A decade ago, New York began a long climb out of a deep recession. Today, fiscal watchdogs say the state is not completely ready to handle the next one.
Governor Andrew Cuomo says a recession would spell political doom for President Trump.
“If the economy tanks and this recession comes true, he may as well as start packing his bags now, because I think if there's only one redeeming rationale is it's, well, Trump is a businessman and the economy is doing well,” said Cuomo.
But a recession wouldn't be good for New York State, either. It could mean less funding for schools or higher taxes. The state budget relies heavily on the personal income tax, drawn mainly from wealthy individuals, says EJ McMahon of the Empire Center.
“Now we've got a lot of volatility on Wall Street, a lot of economic uncertainty,” said McMahon. “So I think going forward the state is on shakier ground than it's been for a while.”
At the same time, the state is phasing in a series of tax cuts aimed primarily at middle-income earners -- costing the state more revenue.
“That's a continuing factor that's actually drawing down the income tax that is our biggest revenue source even as the governor's projecting it will grow at a decent pace,” said McMahon.
The result is modest budget gaps if economic conditions hold up. But that may not be the case. And David Friedfel of the Citizens Budget Commission notes New York's so-called rainy day fund -- a savings account meant to plug revenue holes -- would struggle to cover the lost revenue.
“The state only has about $2.5 billion in their rainy day reserves and that's if they make the anticipated deposits at the end of this current fiscal year,” said Friedfel. “The impact of a recession over three years would be about $34 billion. So they have less than 10-percent of what they would need to plug that gap over three years.”
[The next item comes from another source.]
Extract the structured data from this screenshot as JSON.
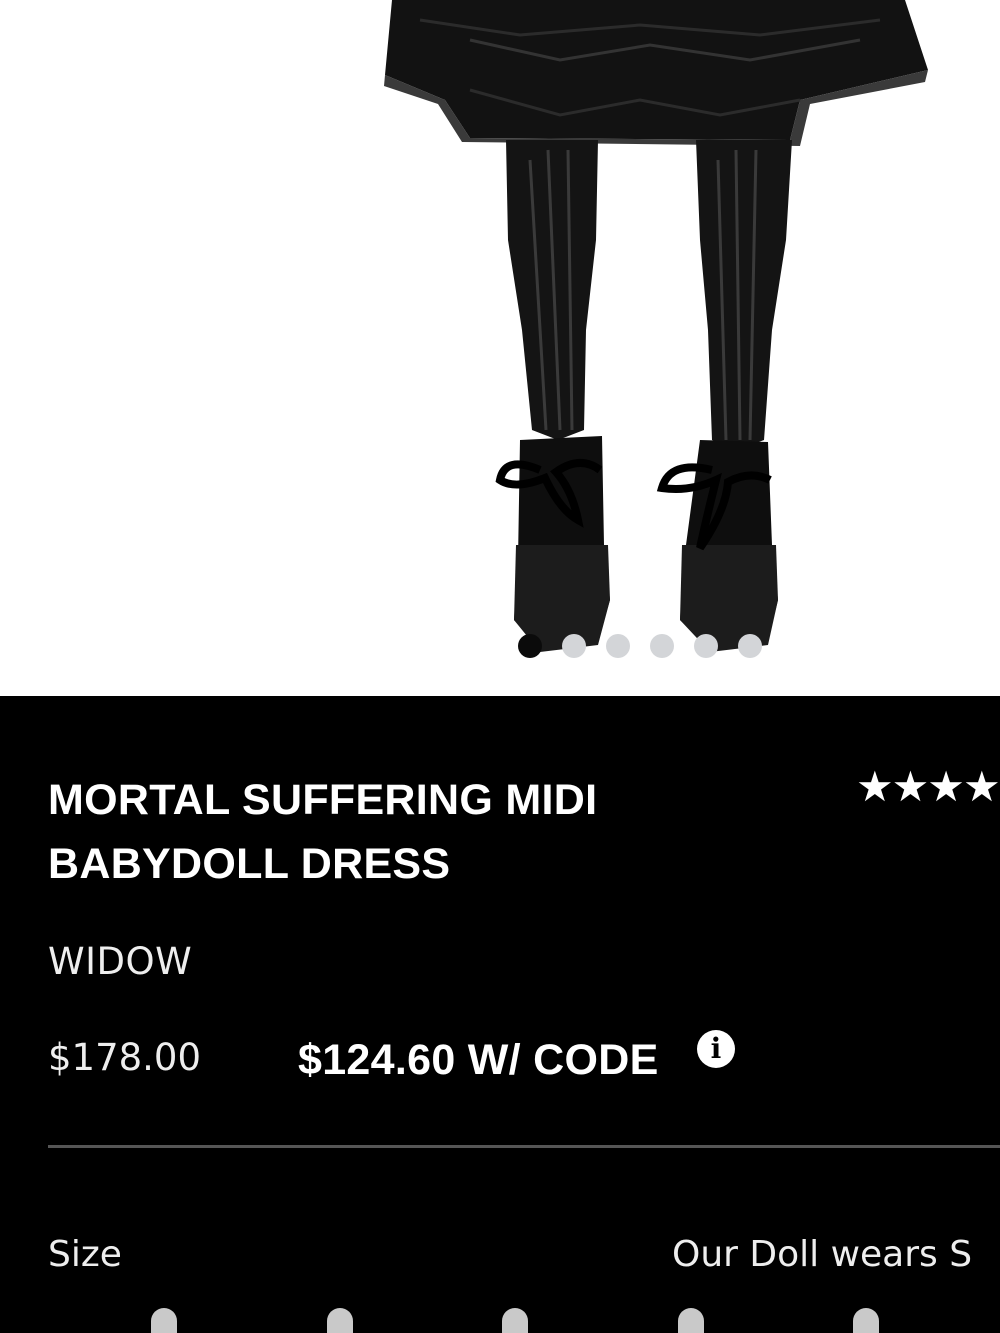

When the last recession hit a decade ago, state lawmakers and then-Gov. David Paterson agreed to a tax increase on upper income earners. The tax was meant to be temporary. Further raising taxes on the rich remains an option, but could be tricky.
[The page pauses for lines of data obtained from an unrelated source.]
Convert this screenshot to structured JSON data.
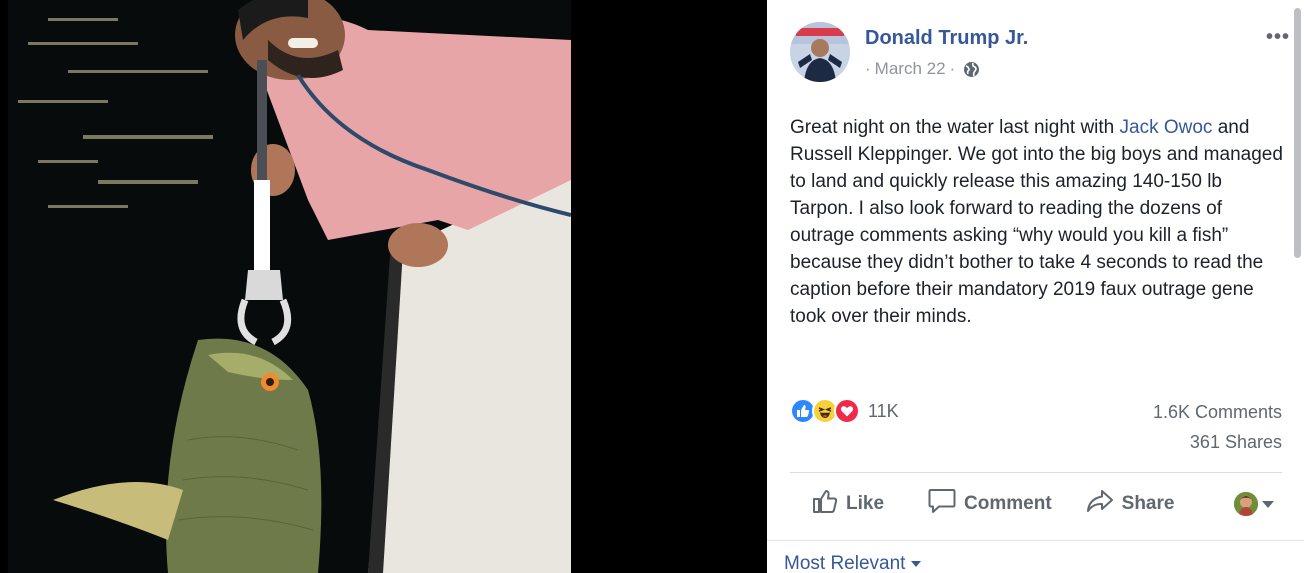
{
  "post": {
    "author": "Donald Trump Jr.",
    "date": "March 22",
    "date_separator": "·",
    "audience_icon": "globe-icon",
    "more_label": "•••",
    "text_before": "Great night on the water last night with ",
    "tagged_person": "Jack Owoc",
    "text_after": " and Russell Kleppinger. We got into the big boys and managed to land and quickly release this amazing 140-150 lb Tarpon. I also look forward to reading the dozens of outrage comments asking “why would you kill a fish” because they didn’t bother to take 4 seconds to read the caption before their mandatory 2019 faux outrage gene took over their minds."
  },
  "stats": {
    "reactions_count": "11K",
    "reaction_icons": [
      "like-reaction-icon",
      "haha-reaction-icon",
      "love-reaction-icon"
    ],
    "comments": "1.6K Comments",
    "shares": "361 Shares"
  },
  "actions": {
    "like": "Like",
    "comment": "Comment",
    "share": "Share"
  },
  "comments_sort": {
    "label": "Most Relevant"
  },
  "colors": {
    "link": "#365899",
    "muted": "#606770",
    "like_blue": "#2d88ff",
    "love_red": "#f0284a",
    "haha_yellow": "#f7d13b"
  }
}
“Potentially they could, but that would hurt the state's competitiveness,” said Friedfel. “That's an issue the governor has highlighted, particularly with the cap on state and local tax deduction to make New York even less competitive compared to low or no tax states like Florida.”
For now, we can breathe a little easy. New York's tax revenue so far has come in as projected.